The Lovely Garden Blog

Are you sitting comfortably?

Posted on 04/04/11, filed under Latest News | No Comments

garden_chair When we create our homes, we have various rooms with places to sit; sometimes to relax, and sometimes to sit upright and eat. I think that the garden should provide the same kind of seating arrangements. Gardens should have tables and chairs – a place to have breakfast and read the weekend papers, preferably not in a windy spot and with some shade so you don’t get engrossed in the SuDoku and find you’ve burnt the back of your neck in the sun. The garden should always have an enticing place for a snooze. This needs a more laid back, squidgy kind of chair. I love these Adirondack chairs and a recent client tells me they’re incredibly comfortable too. The snooze chair should have cushions and a throw, in case it gets a bit chilly. A table beside you for tea and magazines means you won’t have to try and balance your cup on the lawn. Gardens should be such practical things. I’m always amazed that people use their gardens as such receptacles for rubbish and don’t keep them looking wonderful. How can you wash the kitchen floor and then put the mop outside the back door? You wouldn’t go and put your mop in the middle of the sitting room! Treat your garden with love and respect. Create lovely little areas for seating, eating, reading and snoozing and this summer it will be better than home.

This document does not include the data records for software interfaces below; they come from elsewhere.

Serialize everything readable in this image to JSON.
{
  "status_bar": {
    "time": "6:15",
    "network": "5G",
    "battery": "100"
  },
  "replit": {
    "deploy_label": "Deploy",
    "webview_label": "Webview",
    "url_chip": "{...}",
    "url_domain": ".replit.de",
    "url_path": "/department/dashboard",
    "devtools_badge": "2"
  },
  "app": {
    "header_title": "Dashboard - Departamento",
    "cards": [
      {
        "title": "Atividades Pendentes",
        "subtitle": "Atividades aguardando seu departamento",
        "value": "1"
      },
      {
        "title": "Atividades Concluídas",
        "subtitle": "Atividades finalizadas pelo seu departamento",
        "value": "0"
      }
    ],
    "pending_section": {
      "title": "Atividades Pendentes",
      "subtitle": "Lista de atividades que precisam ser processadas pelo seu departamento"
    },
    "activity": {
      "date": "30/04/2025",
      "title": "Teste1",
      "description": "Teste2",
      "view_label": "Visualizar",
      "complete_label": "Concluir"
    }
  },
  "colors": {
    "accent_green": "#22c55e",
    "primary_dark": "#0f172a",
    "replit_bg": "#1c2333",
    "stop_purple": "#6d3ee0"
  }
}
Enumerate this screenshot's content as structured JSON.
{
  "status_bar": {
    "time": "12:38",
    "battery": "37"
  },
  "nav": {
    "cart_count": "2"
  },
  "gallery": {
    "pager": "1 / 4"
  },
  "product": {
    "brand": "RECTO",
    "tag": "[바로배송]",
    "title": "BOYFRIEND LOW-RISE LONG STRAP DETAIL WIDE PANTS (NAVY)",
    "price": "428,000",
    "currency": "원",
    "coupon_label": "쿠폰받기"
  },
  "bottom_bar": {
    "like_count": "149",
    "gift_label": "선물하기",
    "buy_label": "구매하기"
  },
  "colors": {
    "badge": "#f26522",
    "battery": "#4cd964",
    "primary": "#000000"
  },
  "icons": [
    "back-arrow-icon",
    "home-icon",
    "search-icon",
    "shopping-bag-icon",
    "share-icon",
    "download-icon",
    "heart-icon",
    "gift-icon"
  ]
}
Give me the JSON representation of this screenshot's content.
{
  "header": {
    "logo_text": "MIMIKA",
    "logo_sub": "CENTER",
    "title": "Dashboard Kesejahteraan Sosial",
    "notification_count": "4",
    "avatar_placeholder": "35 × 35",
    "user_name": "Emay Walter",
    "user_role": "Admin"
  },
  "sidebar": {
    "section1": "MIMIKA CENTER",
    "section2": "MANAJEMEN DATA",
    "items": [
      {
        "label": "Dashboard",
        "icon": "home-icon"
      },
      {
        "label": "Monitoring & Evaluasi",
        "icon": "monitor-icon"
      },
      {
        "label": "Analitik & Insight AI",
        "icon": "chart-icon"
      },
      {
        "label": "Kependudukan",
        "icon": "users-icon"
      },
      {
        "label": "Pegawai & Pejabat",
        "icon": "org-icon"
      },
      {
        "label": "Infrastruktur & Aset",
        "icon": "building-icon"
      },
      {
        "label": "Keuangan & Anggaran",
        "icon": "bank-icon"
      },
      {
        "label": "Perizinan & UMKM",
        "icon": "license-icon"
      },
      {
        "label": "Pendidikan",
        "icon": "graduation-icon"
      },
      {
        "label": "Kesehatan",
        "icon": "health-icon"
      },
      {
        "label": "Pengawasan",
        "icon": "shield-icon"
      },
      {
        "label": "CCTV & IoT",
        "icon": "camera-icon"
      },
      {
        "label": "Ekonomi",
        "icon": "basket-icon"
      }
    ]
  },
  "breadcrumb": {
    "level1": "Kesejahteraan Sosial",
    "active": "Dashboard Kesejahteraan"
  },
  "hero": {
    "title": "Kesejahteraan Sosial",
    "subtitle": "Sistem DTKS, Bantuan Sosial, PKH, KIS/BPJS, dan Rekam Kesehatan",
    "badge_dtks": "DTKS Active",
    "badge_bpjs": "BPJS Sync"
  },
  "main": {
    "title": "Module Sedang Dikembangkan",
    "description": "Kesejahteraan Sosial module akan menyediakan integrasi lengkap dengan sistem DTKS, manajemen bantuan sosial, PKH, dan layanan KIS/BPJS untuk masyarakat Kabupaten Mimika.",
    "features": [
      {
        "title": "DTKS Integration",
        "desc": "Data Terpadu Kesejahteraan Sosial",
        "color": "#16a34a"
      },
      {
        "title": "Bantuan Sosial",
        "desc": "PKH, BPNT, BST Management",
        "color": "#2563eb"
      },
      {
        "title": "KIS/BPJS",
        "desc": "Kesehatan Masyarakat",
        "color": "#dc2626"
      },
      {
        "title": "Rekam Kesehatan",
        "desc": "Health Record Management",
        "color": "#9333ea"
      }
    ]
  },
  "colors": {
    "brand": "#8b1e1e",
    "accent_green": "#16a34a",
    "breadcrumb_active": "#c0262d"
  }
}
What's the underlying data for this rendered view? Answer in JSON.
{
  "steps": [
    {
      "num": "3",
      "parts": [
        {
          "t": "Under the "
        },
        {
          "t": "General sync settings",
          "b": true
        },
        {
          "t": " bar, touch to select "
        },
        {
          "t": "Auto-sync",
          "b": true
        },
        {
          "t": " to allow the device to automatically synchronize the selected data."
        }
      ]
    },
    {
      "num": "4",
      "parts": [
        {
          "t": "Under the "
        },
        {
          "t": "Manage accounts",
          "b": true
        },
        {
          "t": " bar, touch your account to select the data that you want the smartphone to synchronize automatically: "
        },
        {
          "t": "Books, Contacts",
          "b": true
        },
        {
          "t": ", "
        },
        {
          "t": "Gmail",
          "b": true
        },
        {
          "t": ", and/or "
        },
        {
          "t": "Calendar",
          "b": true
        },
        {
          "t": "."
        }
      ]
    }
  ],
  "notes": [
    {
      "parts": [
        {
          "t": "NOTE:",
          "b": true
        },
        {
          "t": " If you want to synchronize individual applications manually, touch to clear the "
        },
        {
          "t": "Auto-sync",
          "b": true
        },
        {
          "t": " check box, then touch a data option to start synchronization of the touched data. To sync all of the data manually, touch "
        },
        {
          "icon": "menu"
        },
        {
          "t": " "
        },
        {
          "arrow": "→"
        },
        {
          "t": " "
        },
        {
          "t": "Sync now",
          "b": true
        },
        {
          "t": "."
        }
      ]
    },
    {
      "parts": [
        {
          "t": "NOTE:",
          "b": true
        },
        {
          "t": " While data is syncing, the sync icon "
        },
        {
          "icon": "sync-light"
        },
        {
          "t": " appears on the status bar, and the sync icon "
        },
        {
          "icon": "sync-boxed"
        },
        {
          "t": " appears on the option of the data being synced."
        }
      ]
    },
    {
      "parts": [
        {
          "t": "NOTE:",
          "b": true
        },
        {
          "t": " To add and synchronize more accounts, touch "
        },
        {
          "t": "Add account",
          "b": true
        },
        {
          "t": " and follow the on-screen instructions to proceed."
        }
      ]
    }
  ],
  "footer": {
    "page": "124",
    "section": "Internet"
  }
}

Hard hats at the ready

Posted on 24/03/11, filed under Current Projects, Latest News | No Comments

builderI have just started work on the plans and design for a wonderful job. It’s in Tooting and the client has bought this gorgeous house – well, it WILL be gorgeous – overlooking the green with mature trees all around with tree preservation orders in abundi. It should be fun working with all of these in the way! The house was formerly a mental establishment and built in 1914. It’s been owned by the NHS and subsequently no money has been spent on it for years. This is SUCH a blessing, as all the interior details are intact. There was no money to rip out ceilings or fireplaces and there they are today, absolutely gorgeous. There are little built in wooden seats in odd nooks and crannies, huge wooden fireplaces with mouldings and the ceilings are to die for…. The staircase and hallway had been blocked up with horrible landings and stud walls divided the space. I have no idea why. Now those walls are down, and you can see the full grandeur of the hallway. The brickwork has gorgeous little mouldings and designs, the windows are stained glass and the chimmneys are works of art. I suppose I should talk about the garden, but of course this is the area that has also been neglected, and not to the good of the property. I’ve got lots of ideas and plans and the client is going to do things properly, which is a joy to a designer, architect and builders. At the moment, I don’t know where to start but we’ll get the professional surveyor on site next week and get every single one of those protected trees plotted and get going. Onwards and upwards and never a dull moment in this job. I love it.

Shady characters

Posted on 21/03/11, filed under Plant passions | No Comments

dicentraI never liked shady borders. In the past, I lived near the sea, with south facing sunny planting places and grew plants that thrived in the sunshine. Then I moved ‘over the Downs’ and discovered frost, car scrapers and dead Echiums. The treasures I brought from my seaside garden withered and died in the first winter and the heavy clay soil wouldn’t let me work in the garden for weeks on end. Huge trees in my new front garden took all my light and moisture and only ivy crept across the ground, mocking my inability to repeat my glorious borders. But now – haha – I have conquered the dry soil and trees and lack of light and moisture and nutrients. I’ve discovered plants that I love and will thrive in the new places I have created for them. The trick to the soil was bags and bags of horse manure. I still have it delivered in huge quantities each autumn. This has enriched the soil and added moisture where my plants are competing with the trees. I struggled with plants like bergenias, which I’d always derided, but after discovering ‘silberlicht’ and Bressingham White’, I was won over. The leaves give me structure in the winter and now the flowers have come along too. Dicentra spectabilis ‘alba’ is one of my favourite shade lovers. Don’t buy the pink one. It’s like a horrible pink lipstick colour that makes you look washed out. The white is much more elegant. The lovely thing about white plants is that they glow in the shade and add another depth and dimension to the gloom. My other favourite white shade plants are lamium, white helleborus – Potters Wheel, the tiny cornus canadensis and pachysandra terminalis. These look wonderful grouped around box balls and polystichum, the evergreen ferns. Add some white muscari hyacinths and some larger white hyacinths too and the border starts to become one of my favourites in the garden.